This isn’t about scarcity and austerity. This is prophetic, this is symbolic, this is creative – but the kind of creativity that can re-create a people, re-create a culture because it is counter-cultural - calling people to live differently in this world. God’s love is being manifested through the backwoods baptism of a Jewish peasant at the hands of this wild bard of the desert…and it puts into motion the public life and ministry of a man who will change the world by manifesting God’s love, justice, and mercy - because that’s what the world needs. 

 

It did then and it does now. 

 

Because other things are made manifest too…and those things were on full display this past Wednesday at the Capitol – things like ignorance, fear, racism, and idolatry. And then after the fact social media is swarming with people trying to make sense of senselessness, and people arguing, and people posting prayers one minute and the next reposting MEMEs and images of what happened for laughs and it just accentuates that we find ourselves in this theatre of the absurd and over half the time we think we’re just watching the play without realizing we’re all characters in it. 

 

I’m tired of the script. I am not interested in political posturing or self-righteous grandstanding whether it be on Facebook or behind a pulpit and I am not concerned with passing fabricated lithmus tests whether they come from the left or the right – because I don’t think those things actually produce change. 

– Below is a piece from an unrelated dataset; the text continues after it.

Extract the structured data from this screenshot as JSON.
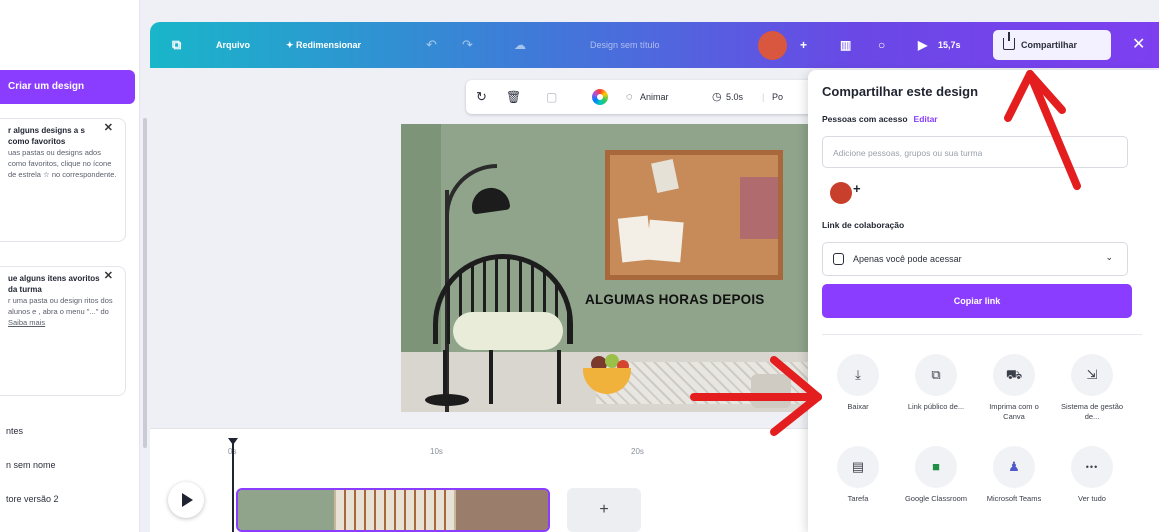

Maybe that’s because I’ve listened to just enough punk rock music in my life and I mistrust those mechanisms, but I think it may have more to do with the fact that I have witnessed a holy and fierce love that took many shapes and brought about change and I have been changed by people who have loved me in the midst of my flaws, failings, and many imperfections. They transformed my life and I watched them transform the lives of others. They were the manifestation of Jesus and they changed the worlds around them. 

 

That’s what I care about. That’s who I want to be. And that’s my prayer for all of us here at St. Andrew’s. 

 

This past weekend I was with our diocesan School of Ordained Ministry students. Ironically enough, the scheduled subject of study was “Church and Politics.” I was not excited. 

 

But…something we got to do together was go through Dr. Martin Luther King’s “Letter from Birmingham Jail” and though I’ve read this letter many times, this time this sentence struck me…

 

We must use time creatively, in the knowledge that time is always ripe to do right. 

 

We must use time creatively. 

 

John the Baptizer used time creatively, Jesus of Nazareth used time creatively, and we are called to do the same. 

 

The kind of creative that has the power to re-create people, and cultures – the kind of creative that learns how to counter-culturally manifest God’s love, justice, and mercy, so we might be the manifestation of Christ in people’s lives and in this world.

 

Amen.